**EXERCISE**
Copy the records below exactly as they stand. Leave out the pictures.

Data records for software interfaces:
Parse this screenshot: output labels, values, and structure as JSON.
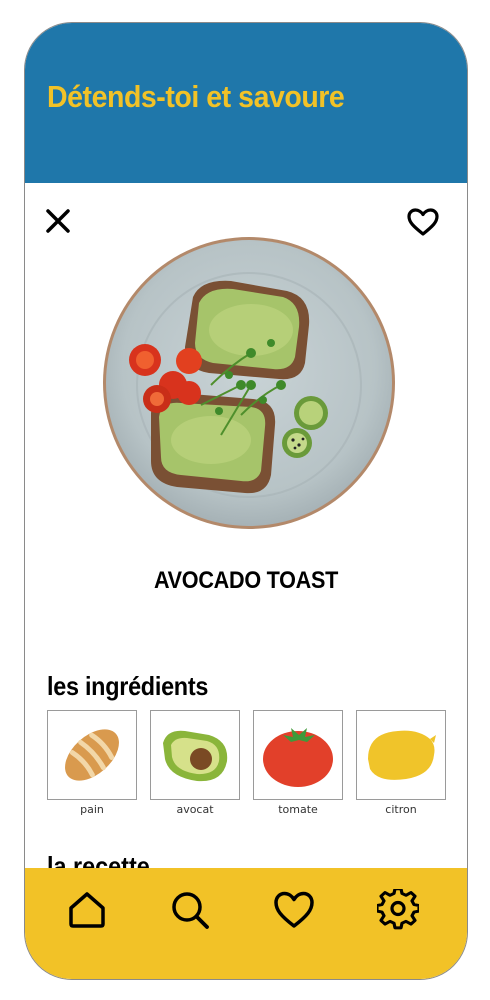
{
  "header": {
    "title": "Détends-toi et savoure"
  },
  "recipe": {
    "title": "AVOCADO TOAST"
  },
  "ingredients_section": {
    "title": "les ingrédients"
  },
  "ingredients": [
    {
      "label": "pain",
      "icon": "bread-icon"
    },
    {
      "label": "avocat",
      "icon": "avocado-icon"
    },
    {
      "label": "tomate",
      "icon": "tomato-icon"
    },
    {
      "label": "citron",
      "icon": "lemon-icon"
    }
  ],
  "recipe_section": {
    "title": "la recette"
  },
  "tabbar": [
    {
      "icon": "home-icon"
    },
    {
      "icon": "search-icon"
    },
    {
      "icon": "heart-icon"
    },
    {
      "icon": "settings-icon"
    }
  ],
  "colors": {
    "header": "#1f77aa",
    "accent": "#f2c227",
    "text": "#000000"
  }
}
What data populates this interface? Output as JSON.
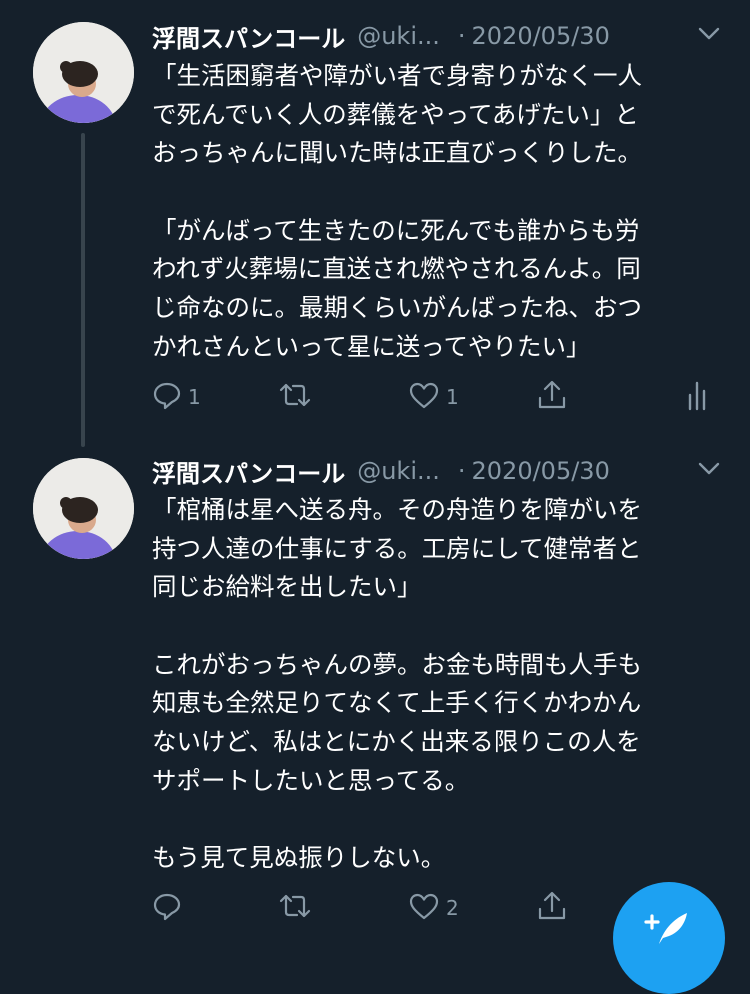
{
  "tweets": [
    {
      "name": "浮間スパンコール",
      "handle": "@uki...",
      "separator": "·",
      "date": "2020/05/30",
      "lines": [
        "「生活困窮者や障がい者で身寄りがなく一人",
        "で死んでいく人の葬儀をやってあげたい」と",
        "おっちゃんに聞いた時は正直びっくりした。",
        "",
        "「がんばって生きたのに死んでも誰からも労",
        "われず火葬場に直送され燃やされるんよ。同",
        "じ命なのに。最期くらいがんばったね、おつ",
        "かれさんといって星に送ってやりたい」"
      ],
      "reply_count": "1",
      "retweet_count": "",
      "like_count": "1"
    },
    {
      "name": "浮間スパンコール",
      "handle": "@uki...",
      "separator": "·",
      "date": "2020/05/30",
      "lines": [
        "「棺桶は星へ送る舟。その舟造りを障がいを",
        "持つ人達の仕事にする。工房にして健常者と",
        "同じお給料を出したい」",
        "",
        "これがおっちゃんの夢。お金も時間も人手も",
        "知恵も全然足りてなくて上手く行くかわかん",
        "ないけど、私はとにかく出来る限りこの人を",
        "サポートしたいと思ってる。",
        "",
        "もう見て見ぬ振りしない。"
      ],
      "reply_count": "",
      "retweet_count": "",
      "like_count": "2"
    }
  ],
  "icons": {
    "reply": "reply-icon",
    "retweet": "retweet-icon",
    "like": "like-icon",
    "share": "share-icon",
    "analytics": "analytics-icon",
    "caret": "chevron-down-icon",
    "compose": "compose-tweet-icon"
  },
  "colors": {
    "background": "#15202b",
    "secondary_text": "#8899a6",
    "accent": "#1da1f2"
  }
}
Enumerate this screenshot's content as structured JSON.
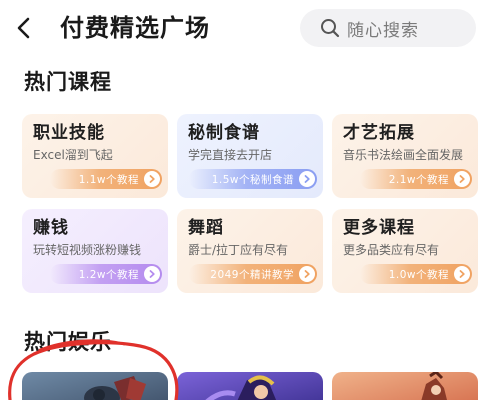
{
  "header": {
    "title": "付费精选广场",
    "search_placeholder": "随心搜索"
  },
  "sections": {
    "hot_courses": "热门课程",
    "hot_entertainment": "热门娱乐"
  },
  "cards": [
    {
      "title": "职业技能",
      "subtitle": "Excel溜到飞起",
      "badge": "1.1w个教程",
      "accent": "#f2a766"
    },
    {
      "title": "秘制食谱",
      "subtitle": "学完直接去开店",
      "badge": "1.5w个秘制食谱",
      "accent": "#8fa3f5"
    },
    {
      "title": "才艺拓展",
      "subtitle": "音乐书法绘画全面发展",
      "badge": "2.1w个教程",
      "accent": "#f2a766"
    },
    {
      "title": "赚钱",
      "subtitle": "玩转短视频涨粉赚钱",
      "badge": "1.2w个教程",
      "accent": "#b98cf0"
    },
    {
      "title": "舞蹈",
      "subtitle": "爵士/拉丁应有尽有",
      "badge": "2049个精讲教学",
      "accent": "#f2a766"
    },
    {
      "title": "更多课程",
      "subtitle": "更多品类应有尽有",
      "badge": "1.0w个教程",
      "accent": "#f2a766"
    }
  ],
  "colors": {
    "annotation_circle": "#e0312b",
    "card_bg_orange": "#fdf0e4",
    "card_bg_blue": "#ecf0fd",
    "card_bg_purple": "#f3ecfd"
  }
}
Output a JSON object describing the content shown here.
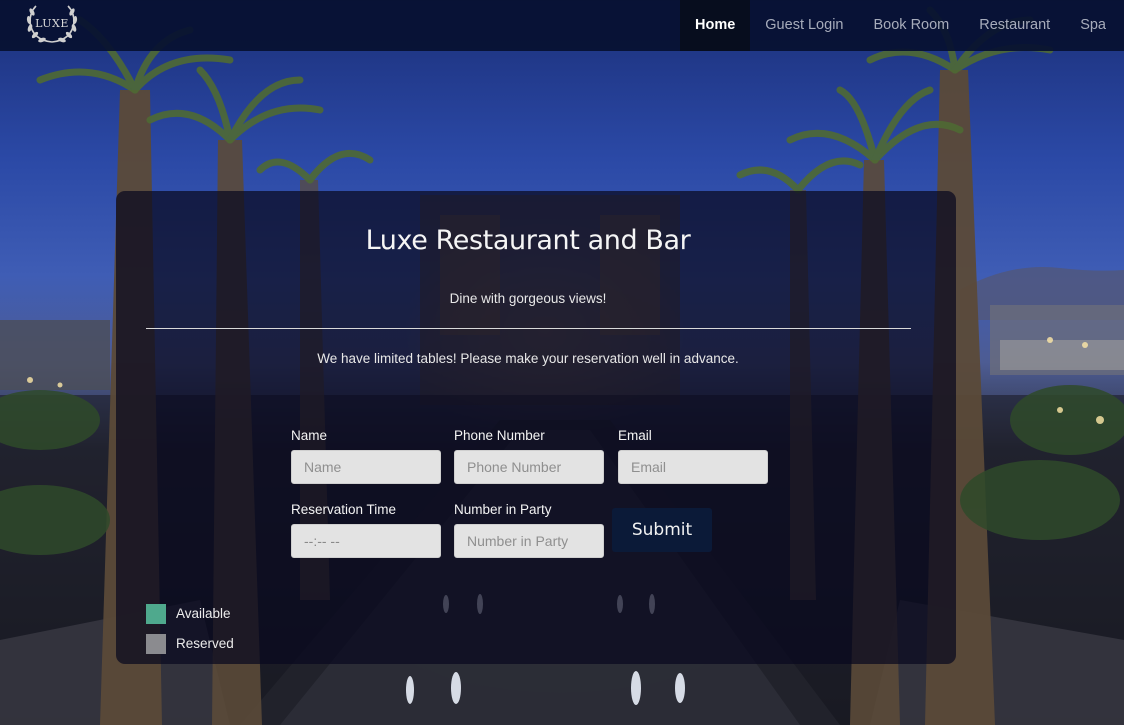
{
  "navbar": {
    "logo_text": "LUXE",
    "items": [
      {
        "label": "Home",
        "active": true
      },
      {
        "label": "Guest Login",
        "active": false
      },
      {
        "label": "Book Room",
        "active": false
      },
      {
        "label": "Restaurant",
        "active": false
      },
      {
        "label": "Spa",
        "active": false
      }
    ]
  },
  "panel": {
    "title": "Luxe Restaurant and Bar",
    "subtitle": "Dine with gorgeous views!",
    "note": "We have limited tables!  Please make your reservation well in advance."
  },
  "form": {
    "name": {
      "label": "Name",
      "placeholder": "Name"
    },
    "phone": {
      "label": "Phone Number",
      "placeholder": "Phone Number"
    },
    "email": {
      "label": "Email",
      "placeholder": "Email"
    },
    "time": {
      "label": "Reservation Time",
      "value": "--:-- --"
    },
    "party": {
      "label": "Number in Party",
      "placeholder": "Number in Party"
    },
    "submit_label": "Submit"
  },
  "legend": [
    {
      "label": "Available",
      "color": "#4fa98d"
    },
    {
      "label": "Reserved",
      "color": "#8b8b8f"
    }
  ],
  "colors": {
    "navbar_bg": "#061030",
    "active_tab_bg": "#070d1e",
    "submit_bg": "#0b1a38"
  }
}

**SOLUTION TO THIS EXERCISE**
Parse this screenshot: output labels, values, and structure as JSON.
{
  "header": {
    "title": "Détends-toi et savoure"
  },
  "recipe": {
    "title": "AVOCADO TOAST"
  },
  "ingredients_section": {
    "title": "les ingrédients"
  },
  "ingredients": [
    {
      "label": "pain",
      "icon": "bread-icon"
    },
    {
      "label": "avocat",
      "icon": "avocado-icon"
    },
    {
      "label": "tomate",
      "icon": "tomato-icon"
    },
    {
      "label": "citron",
      "icon": "lemon-icon"
    }
  ],
  "recipe_section": {
    "title": "la recette"
  },
  "tabbar": [
    {
      "icon": "home-icon"
    },
    {
      "icon": "search-icon"
    },
    {
      "icon": "heart-icon"
    },
    {
      "icon": "settings-icon"
    }
  ],
  "colors": {
    "header": "#1f77aa",
    "accent": "#f2c227",
    "text": "#000000"
  }
}
What data populates this interface? Output as JSON.
{
  "tweets": [
    {
      "name": "浮間スパンコール",
      "handle": "@uki...",
      "separator": "·",
      "date": "2020/05/30",
      "lines": [
        "「生活困窮者や障がい者で身寄りがなく一人",
        "で死んでいく人の葬儀をやってあげたい」と",
        "おっちゃんに聞いた時は正直びっくりした。",
        "",
        "「がんばって生きたのに死んでも誰からも労",
        "われず火葬場に直送され燃やされるんよ。同",
        "じ命なのに。最期くらいがんばったね、おつ",
        "かれさんといって星に送ってやりたい」"
      ],
      "reply_count": "1",
      "retweet_count": "",
      "like_count": "1"
    },
    {
      "name": "浮間スパンコール",
      "handle": "@uki...",
      "separator": "·",
      "date": "2020/05/30",
      "lines": [
        "「棺桶は星へ送る舟。その舟造りを障がいを",
        "持つ人達の仕事にする。工房にして健常者と",
        "同じお給料を出したい」",
        "",
        "これがおっちゃんの夢。お金も時間も人手も",
        "知恵も全然足りてなくて上手く行くかわかん",
        "ないけど、私はとにかく出来る限りこの人を",
        "サポートしたいと思ってる。",
        "",
        "もう見て見ぬ振りしない。"
      ],
      "reply_count": "",
      "retweet_count": "",
      "like_count": "2"
    }
  ],
  "icons": {
    "reply": "reply-icon",
    "retweet": "retweet-icon",
    "like": "like-icon",
    "share": "share-icon",
    "analytics": "analytics-icon",
    "caret": "chevron-down-icon",
    "compose": "compose-tweet-icon"
  },
  "colors": {
    "background": "#15202b",
    "secondary_text": "#8899a6",
    "accent": "#1da1f2"
  }
}
Enumerate this screenshot's content as structured JSON.
{
  "header": {
    "title": "付费精选广场",
    "search_placeholder": "随心搜索"
  },
  "sections": {
    "hot_courses": "热门课程",
    "hot_entertainment": "热门娱乐"
  },
  "cards": [
    {
      "title": "职业技能",
      "subtitle": "Excel溜到飞起",
      "badge": "1.1w个教程",
      "accent": "#f2a766"
    },
    {
      "title": "秘制食谱",
      "subtitle": "学完直接去开店",
      "badge": "1.5w个秘制食谱",
      "accent": "#8fa3f5"
    },
    {
      "title": "才艺拓展",
      "subtitle": "音乐书法绘画全面发展",
      "badge": "2.1w个教程",
      "accent": "#f2a766"
    },
    {
      "title": "赚钱",
      "subtitle": "玩转短视频涨粉赚钱",
      "badge": "1.2w个教程",
      "accent": "#b98cf0"
    },
    {
      "title": "舞蹈",
      "subtitle": "爵士/拉丁应有尽有",
      "badge": "2049个精讲教学",
      "accent": "#f2a766"
    },
    {
      "title": "更多课程",
      "subtitle": "更多品类应有尽有",
      "badge": "1.0w个教程",
      "accent": "#f2a766"
    }
  ],
  "colors": {
    "annotation_circle": "#e0312b",
    "card_bg_orange": "#fdf0e4",
    "card_bg_blue": "#ecf0fd",
    "card_bg_purple": "#f3ecfd"
  }
}
Output a JSON object describing the content shown here.
{
  "navbar": {
    "logo_text": "LUXE",
    "items": [
      {
        "label": "Home",
        "active": true
      },
      {
        "label": "Guest Login",
        "active": false
      },
      {
        "label": "Book Room",
        "active": false
      },
      {
        "label": "Restaurant",
        "active": false
      },
      {
        "label": "Spa",
        "active": false
      }
    ]
  },
  "panel": {
    "title": "Luxe Restaurant and Bar",
    "subtitle": "Dine with gorgeous views!",
    "note": "We have limited tables!  Please make your reservation well in advance."
  },
  "form": {
    "name": {
      "label": "Name",
      "placeholder": "Name"
    },
    "phone": {
      "label": "Phone Number",
      "placeholder": "Phone Number"
    },
    "email": {
      "label": "Email",
      "placeholder": "Email"
    },
    "time": {
      "label": "Reservation Time",
      "value": "--:-- --"
    },
    "party": {
      "label": "Number in Party",
      "placeholder": "Number in Party"
    },
    "submit_label": "Submit"
  },
  "legend": [
    {
      "label": "Available",
      "color": "#4fa98d"
    },
    {
      "label": "Reserved",
      "color": "#8b8b8f"
    }
  ],
  "colors": {
    "navbar_bg": "#061030",
    "active_tab_bg": "#070d1e",
    "submit_bg": "#0b1a38"
  }
}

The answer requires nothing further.